→ Source material
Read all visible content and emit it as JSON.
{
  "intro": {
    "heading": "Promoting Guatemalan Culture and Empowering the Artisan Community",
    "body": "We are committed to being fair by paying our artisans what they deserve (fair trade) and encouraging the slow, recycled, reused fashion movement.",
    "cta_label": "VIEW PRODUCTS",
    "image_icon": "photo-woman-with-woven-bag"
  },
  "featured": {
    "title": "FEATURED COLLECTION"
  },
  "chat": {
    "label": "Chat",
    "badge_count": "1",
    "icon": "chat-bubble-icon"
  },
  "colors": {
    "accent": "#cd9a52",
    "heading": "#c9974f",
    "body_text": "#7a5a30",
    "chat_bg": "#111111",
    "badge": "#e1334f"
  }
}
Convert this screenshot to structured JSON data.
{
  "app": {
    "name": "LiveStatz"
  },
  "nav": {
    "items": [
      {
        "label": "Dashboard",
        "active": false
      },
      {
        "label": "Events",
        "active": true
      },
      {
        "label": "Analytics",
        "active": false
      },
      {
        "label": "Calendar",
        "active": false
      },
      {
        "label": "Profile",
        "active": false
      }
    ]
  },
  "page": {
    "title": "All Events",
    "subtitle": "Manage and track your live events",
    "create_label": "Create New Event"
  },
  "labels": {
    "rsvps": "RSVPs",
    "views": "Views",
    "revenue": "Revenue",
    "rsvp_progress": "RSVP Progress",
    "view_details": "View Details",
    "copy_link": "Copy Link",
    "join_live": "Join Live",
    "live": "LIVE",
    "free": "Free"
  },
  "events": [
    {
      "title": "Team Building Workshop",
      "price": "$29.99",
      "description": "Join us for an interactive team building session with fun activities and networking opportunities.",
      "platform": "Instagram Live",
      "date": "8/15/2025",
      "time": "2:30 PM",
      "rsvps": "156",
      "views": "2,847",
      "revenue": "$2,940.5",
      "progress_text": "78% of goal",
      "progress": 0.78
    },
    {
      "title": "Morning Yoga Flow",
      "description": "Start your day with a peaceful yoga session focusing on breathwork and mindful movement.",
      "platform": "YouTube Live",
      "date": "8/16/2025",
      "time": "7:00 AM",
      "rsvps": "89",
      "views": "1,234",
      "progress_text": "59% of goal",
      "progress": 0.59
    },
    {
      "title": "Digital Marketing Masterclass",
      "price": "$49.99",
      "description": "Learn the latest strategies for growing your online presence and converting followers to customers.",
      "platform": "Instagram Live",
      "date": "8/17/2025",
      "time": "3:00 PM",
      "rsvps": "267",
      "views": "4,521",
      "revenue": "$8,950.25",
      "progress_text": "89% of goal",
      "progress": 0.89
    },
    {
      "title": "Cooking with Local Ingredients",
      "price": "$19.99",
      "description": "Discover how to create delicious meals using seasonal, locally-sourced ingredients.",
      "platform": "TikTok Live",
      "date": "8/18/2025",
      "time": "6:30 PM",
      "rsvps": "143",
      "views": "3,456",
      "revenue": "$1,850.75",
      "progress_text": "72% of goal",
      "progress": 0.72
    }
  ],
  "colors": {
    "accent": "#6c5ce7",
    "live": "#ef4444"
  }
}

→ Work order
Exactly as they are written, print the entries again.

→ Task solution
Read all visible content and emit it as JSON.
{
  "intro": {
    "heading": "Promoting Guatemalan Culture and Empowering the Artisan Community",
    "body": "We are committed to being fair by paying our artisans what they deserve (fair trade) and encouraging the slow, recycled, reused fashion movement.",
    "cta_label": "VIEW PRODUCTS",
    "image_icon": "photo-woman-with-woven-bag"
  },
  "featured": {
    "title": "FEATURED COLLECTION"
  },
  "chat": {
    "label": "Chat",
    "badge_count": "1",
    "icon": "chat-bubble-icon"
  },
  "colors": {
    "accent": "#cd9a52",
    "heading": "#c9974f",
    "body_text": "#7a5a30",
    "chat_bg": "#111111",
    "badge": "#e1334f"
  }
}
Convert this screenshot to structured JSON data.
{
  "app": {
    "name": "LiveStatz"
  },
  "nav": {
    "items": [
      {
        "label": "Dashboard",
        "active": false
      },
      {
        "label": "Events",
        "active": true
      },
      {
        "label": "Analytics",
        "active": false
      },
      {
        "label": "Calendar",
        "active": false
      },
      {
        "label": "Profile",
        "active": false
      }
    ]
  },
  "page": {
    "title": "All Events",
    "subtitle": "Manage and track your live events",
    "create_label": "Create New Event"
  },
  "labels": {
    "rsvps": "RSVPs",
    "views": "Views",
    "revenue": "Revenue",
    "rsvp_progress": "RSVP Progress",
    "view_details": "View Details",
    "copy_link": "Copy Link",
    "join_live": "Join Live",
    "live": "LIVE",
    "free": "Free"
  },
  "events": [
    {
      "title": "Team Building Workshop",
      "price": "$29.99",
      "description": "Join us for an interactive team building session with fun activities and networking opportunities.",
      "platform": "Instagram Live",
      "date": "8/15/2025",
      "time": "2:30 PM",
      "rsvps": "156",
      "views": "2,847",
      "revenue": "$2,940.5",
      "progress_text": "78% of goal",
      "progress": 0.78
    },
    {
      "title": "Morning Yoga Flow",
      "description": "Start your day with a peaceful yoga session focusing on breathwork and mindful movement.",
      "platform": "YouTube Live",
      "date": "8/16/2025",
      "time": "7:00 AM",
      "rsvps": "89",
      "views": "1,234",
      "progress_text": "59% of goal",
      "progress": 0.59
    },
    {
      "title": "Digital Marketing Masterclass",
      "price": "$49.99",
      "description": "Learn the latest strategies for growing your online presence and converting followers to customers.",
      "platform": "Instagram Live",
      "date": "8/17/2025",
      "time": "3:00 PM",
      "rsvps": "267",
      "views": "4,521",
      "revenue": "$8,950.25",
      "progress_text": "89% of goal",
      "progress": 0.89
    },
    {
      "title": "Cooking with Local Ingredients",
      "price": "$19.99",
      "description": "Discover how to create delicious meals using seasonal, locally-sourced ingredients.",
      "platform": "TikTok Live",
      "date": "8/18/2025",
      "time": "6:30 PM",
      "rsvps": "143",
      "views": "3,456",
      "revenue": "$1,850.75",
      "progress_text": "72% of goal",
      "progress": 0.72
    }
  ],
  "colors": {
    "accent": "#6c5ce7",
    "live": "#ef4444"
  }
}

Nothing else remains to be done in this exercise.